    But following criticism of the plan both by the conservative leader (in opposition) and by 28 leading economists from various political fields, including some former finance and economics ministers who said investing in transport as part of an anti-crisis plan made little sense economically, the socialist prime minister decided to postpone
    decisions in these investments.

    For the time being, further transport investments are ‘on hold’, and many people from various political fields believe they should be totally re-analysed.

    That in itself is nothing exceptional, indeed there are those who take a different view and argue for investment in transport infrastructure as a way of boosting employment.

    The significance lies in Portugal’s massive investments in transport in the 1990s, mostly in a dense road network and expansion of air-
    ports. The 28 economists said: ‘In the last decade, the Portuguese economy has had the worst performance for the past 80 years’ and they called for ‘an in-depth reassessment of the mega-public projects in the transport sector’.

    In other words, there an increasing perception that that the spending on transport has not brought the benefits that were initially expected, and that the country needs to re-think what it spends its money

    This is particularly relevant for the nations that have joined the EU this decade and are now benefiting from EU funds in a similar way to the way Portugal did in the 1990s. They should be looking at the problems Portugal is facing today and the picture painted by the 28 economists – so they do not repeat the same mistakes. The
    biggest mistake is to overestimate the benefits from new infrastructure and thus concentrate too much of EU money in transport while downplaying
    other areas such as education, research and development, social justice, etc.
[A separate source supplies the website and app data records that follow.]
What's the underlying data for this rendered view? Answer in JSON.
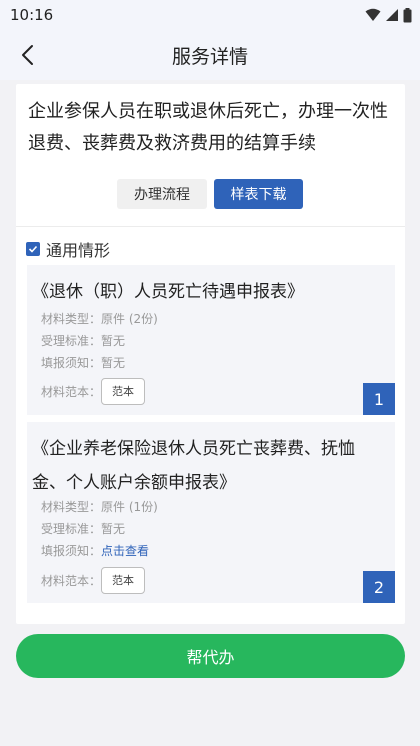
{
  "status_bar": {
    "time": "10:16",
    "icons": [
      "wifi-icon",
      "signal-icon",
      "battery-icon"
    ]
  },
  "header": {
    "title": "服务详情",
    "back_icon": "chevron-left-icon"
  },
  "service": {
    "title": "企业参保人员在职或退休后死亡，办理一次性退费、丧葬费及救济费用的结算手续"
  },
  "actions": {
    "process_label": "办理流程",
    "sample_download_label": "样表下载"
  },
  "scenario": {
    "label": "通用情形",
    "checked": true
  },
  "materials": [
    {
      "title": "《退休（职）人员死亡待遇申报表》",
      "type_label": "材料类型：",
      "type_value": "原件 (2份)",
      "standard_label": "受理标准：",
      "standard_value": "暂无",
      "notice_label": "填报须知：",
      "notice_value": "暂无",
      "sample_label": "材料范本：",
      "sample_button": "范本",
      "index": "1"
    },
    {
      "title": "《企业养老保险退休人员死亡丧葬费、抚恤金、个人账户余额申报表》",
      "type_label": "材料类型：",
      "type_value": "原件 (1份)",
      "standard_label": "受理标准：",
      "standard_value": "暂无",
      "notice_label": "填报须知：",
      "notice_value": "点击查看",
      "sample_label": "材料范本：",
      "sample_button": "范本",
      "index": "2"
    }
  ],
  "footer": {
    "agent_button": "帮代办"
  },
  "colors": {
    "accent_blue": "#2f63b9",
    "action_green": "#27b75d",
    "page_bg": "#f2f2f5"
  }
}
    Many decisions on education and other social provision are not taken at EU level, but the EU could play a useful role in highlighting the lessons learned from past use of EU funds. If it does this, it is likely to conclude that investing in long-distance transport does not deliver the economic benefits, however ‘European’ it looks and however good a
    photo it makes when a prestige transport project is opened.